- [EXERCISE PROMPT] The answer is every line of the records that holds the word "like", copied in full.

- [LISTED ENTRIES]
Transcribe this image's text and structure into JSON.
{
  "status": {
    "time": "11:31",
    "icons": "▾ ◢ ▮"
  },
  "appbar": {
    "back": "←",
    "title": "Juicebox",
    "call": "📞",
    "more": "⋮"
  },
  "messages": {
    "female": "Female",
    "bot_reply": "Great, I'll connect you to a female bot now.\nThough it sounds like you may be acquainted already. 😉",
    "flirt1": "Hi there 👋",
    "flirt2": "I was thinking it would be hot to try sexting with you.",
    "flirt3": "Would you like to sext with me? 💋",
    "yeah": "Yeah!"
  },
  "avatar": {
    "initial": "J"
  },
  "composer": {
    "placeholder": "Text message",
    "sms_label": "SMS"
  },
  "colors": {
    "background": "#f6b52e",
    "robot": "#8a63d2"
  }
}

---

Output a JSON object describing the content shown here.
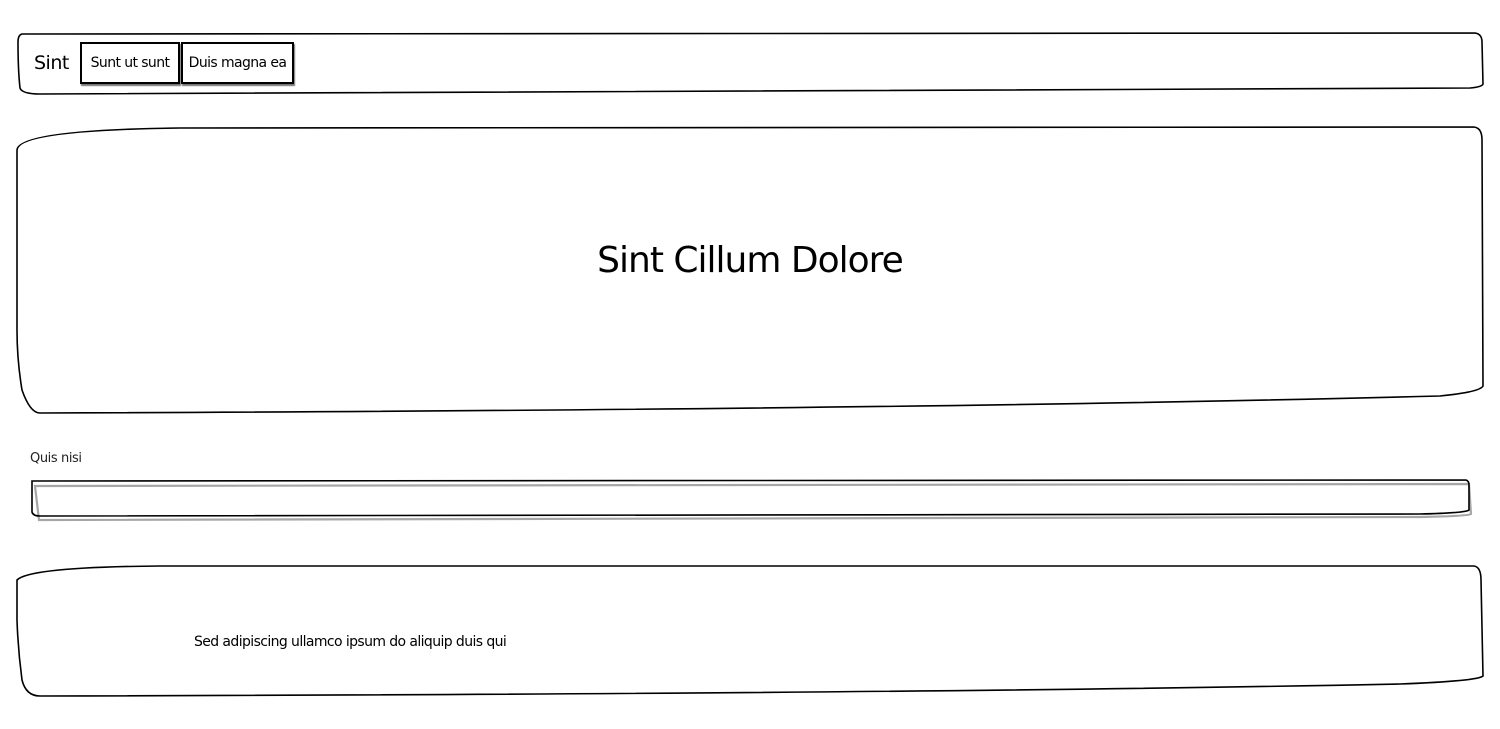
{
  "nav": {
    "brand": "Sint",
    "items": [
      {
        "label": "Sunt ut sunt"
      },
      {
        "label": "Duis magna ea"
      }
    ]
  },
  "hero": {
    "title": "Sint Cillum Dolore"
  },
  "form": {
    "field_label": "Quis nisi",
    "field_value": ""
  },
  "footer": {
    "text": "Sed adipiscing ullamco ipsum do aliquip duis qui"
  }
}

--

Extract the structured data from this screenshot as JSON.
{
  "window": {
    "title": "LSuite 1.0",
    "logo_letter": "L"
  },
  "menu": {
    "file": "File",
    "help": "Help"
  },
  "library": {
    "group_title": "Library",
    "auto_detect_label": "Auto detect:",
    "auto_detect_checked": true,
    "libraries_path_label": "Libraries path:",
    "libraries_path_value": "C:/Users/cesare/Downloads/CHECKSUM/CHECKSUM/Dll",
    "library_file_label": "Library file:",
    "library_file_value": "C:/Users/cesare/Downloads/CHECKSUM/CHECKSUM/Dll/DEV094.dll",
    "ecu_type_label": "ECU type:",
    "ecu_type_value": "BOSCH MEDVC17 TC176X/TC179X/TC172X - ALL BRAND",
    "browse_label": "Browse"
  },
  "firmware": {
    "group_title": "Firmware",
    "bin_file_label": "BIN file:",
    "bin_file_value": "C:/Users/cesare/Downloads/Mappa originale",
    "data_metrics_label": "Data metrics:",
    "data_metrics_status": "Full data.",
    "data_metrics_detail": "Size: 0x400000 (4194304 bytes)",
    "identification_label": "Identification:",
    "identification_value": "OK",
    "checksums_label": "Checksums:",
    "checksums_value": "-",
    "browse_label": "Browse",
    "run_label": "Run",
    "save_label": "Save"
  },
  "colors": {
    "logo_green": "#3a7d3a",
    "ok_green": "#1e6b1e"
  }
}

- [TASK ANSWER]
    "bot_reply": "Great, I'll connect you to a female bot now.\nThough it sounds like you may be acquainted already. 😉",
    "flirt3": "Would you like to sext with me? 💋",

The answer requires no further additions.